Ena Ryan talks to Jack Perkins about wartime Wellington of the 1940s. As battles raged and casualties mounted, those left behind to keep the home fires burning waged their own war against uncertainty, grief and wartime conditions.
Ena was raised in Kelburn in an upper middle-class family. She says New Zealand was very isolated at the time of World War II and the war in Europe seemed very far away, although the BBC was broadcast every evening.
In August 1939 she went on a skiing holiday, staying at The Chateau and describes life for the wealthy guests - the possibility of imminent war was not discussed at all.

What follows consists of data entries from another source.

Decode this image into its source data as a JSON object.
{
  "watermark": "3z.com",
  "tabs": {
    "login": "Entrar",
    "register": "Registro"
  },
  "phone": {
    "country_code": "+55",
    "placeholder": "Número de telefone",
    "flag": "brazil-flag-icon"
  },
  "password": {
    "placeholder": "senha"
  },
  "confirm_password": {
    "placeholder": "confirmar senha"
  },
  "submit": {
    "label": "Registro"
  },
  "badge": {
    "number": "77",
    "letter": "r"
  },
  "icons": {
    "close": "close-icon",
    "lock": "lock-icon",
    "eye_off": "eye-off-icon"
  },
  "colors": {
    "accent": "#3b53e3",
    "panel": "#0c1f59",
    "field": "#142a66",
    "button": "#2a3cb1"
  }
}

She arrived home to hear Neville Chamberlain on the radio announcing Britain - and therefore New Zealand - was at war.
She describes the excitement of young men at the prospect of going to war once recruiting opened a week later, especially those who had been badly affected by the Depression and had low self-esteem due to the lack of work.
She describes going to clubs to dance with soldiers of the 22nd Battalion before they departed - she was 31, so not young, but her father still disapproved. She met a group of men who had very little money, so she invited them to stay at her home when they weren’t in Trentham Camp. She says they felt the war could last for 10 years and she says it changed her opinion of men and she began to value them more highly.
When France fell they realised how serious the situation was. The staff at The Correspondence School where she worked were told to work overtime and had to prepare the ballot for single men for conscription, which were based on the men's Social Security forms.
Her friend who was serving with the Army Supply Corps (A.S.C.) was killed by an Italian bomb dropped at Solum. In 1941 her friends in the 22nd Battalion sailed for Egypt in early 1941 and she became involved in canteen work.
She recalls hearing about the casualties of the Crete and Greece campaigns and then Japan attacked Pearl Harbour. She read a small paragraph in a newspaper saying American currency would be accepted in New Zealand, which was the first hint that American soldiers might be coming. She talks about teaching air raid drill to children at Miramar School, and a scare when it was rumoured that Japanese submarines were in Cook Strait. It was thought the Japanese would land at the mouth of Karori Stream and the Home Guard were preparing to go out and meet them.
In June 1942, the U.S. Marines arrived. She says many brought beads with them as they seemed to think the women in New Zealand would be wearing hula skirts and feathers. She says she was staggered at how young they were and within two or three weeks they were landing in Solomon Islands with terrific slaughter.
She describes reaction to the Marines and the young women of Wellington "flying into each other’s arms". She thinks New Zealanders could have been more welcoming to the young Americans. She describes the American military police who had great powers and could be very violent to their men. Wellington seemed to become an American town and an 'army of prostitutes' arrived from Sydney, headed by a woman named Freda.
She got married in 1945 and realised the war was over when they saw the news of the bombing of Hiroshima. The men who came home were changed from the boys who went away - she describes the changes in them.